Up to the 1960s, Tallaght was a small village in the traditional County Dublin (now the Dublin Region), linked to several nearby rural areas which were part of the large civil parish of the same name – the local council estimates the then population at 2,500. Suburban development began in the 1970s and a “town centre” area has been developing since the late 1980s. There is no legal definition of the boundaries of Tallaght, but the electoral divisions known as “Tallaght” followed by the name of a locality have, according to the 2016 census, a population of 76,119, up from 69,454 over five years. There have been calls in recent years for Tallaght to be declared a city.
The village core of the district is located north of, and near to, the River Dodder, and parts of the broader area within South Dublin are close to the borders of Dublin City, Kildare, Dún Laoghaire–Rathdown and County Wicklow. Several streams flow in the area, notably the Jobstown or Tallaght Stream (a tributary of the Dodder), and the Fettercairn Stream (a tributary of the River Camac), while the Tymon River, the main component of the River Poddle (Liffey tributary), rises in Cookstown, near Fettercairn.
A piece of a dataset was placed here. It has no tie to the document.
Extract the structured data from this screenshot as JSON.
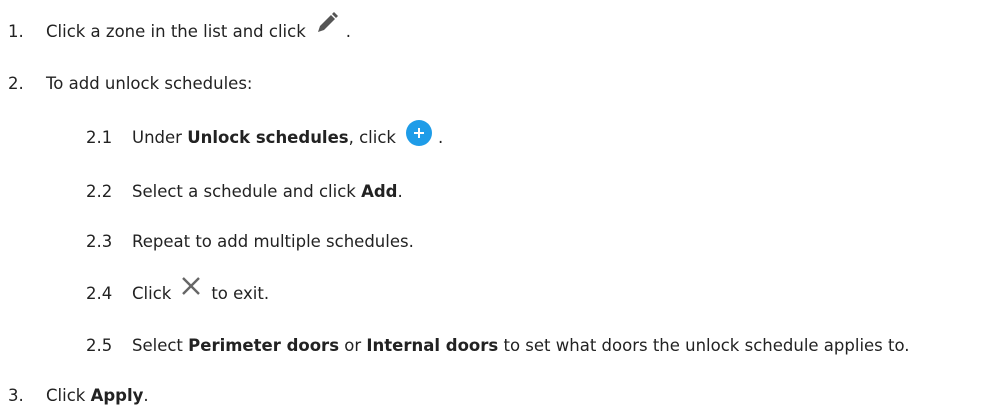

Tallaght is also the name of an extensive civil parish, which includes other areas of southern and southwestern Dublin, from Templeogue to Ballinascorney in the mountains. A book about the civil parish was published in the 19th century, “The History and Antiquities of Tallaght in the County of Dublin,” written by William Domville Handcock.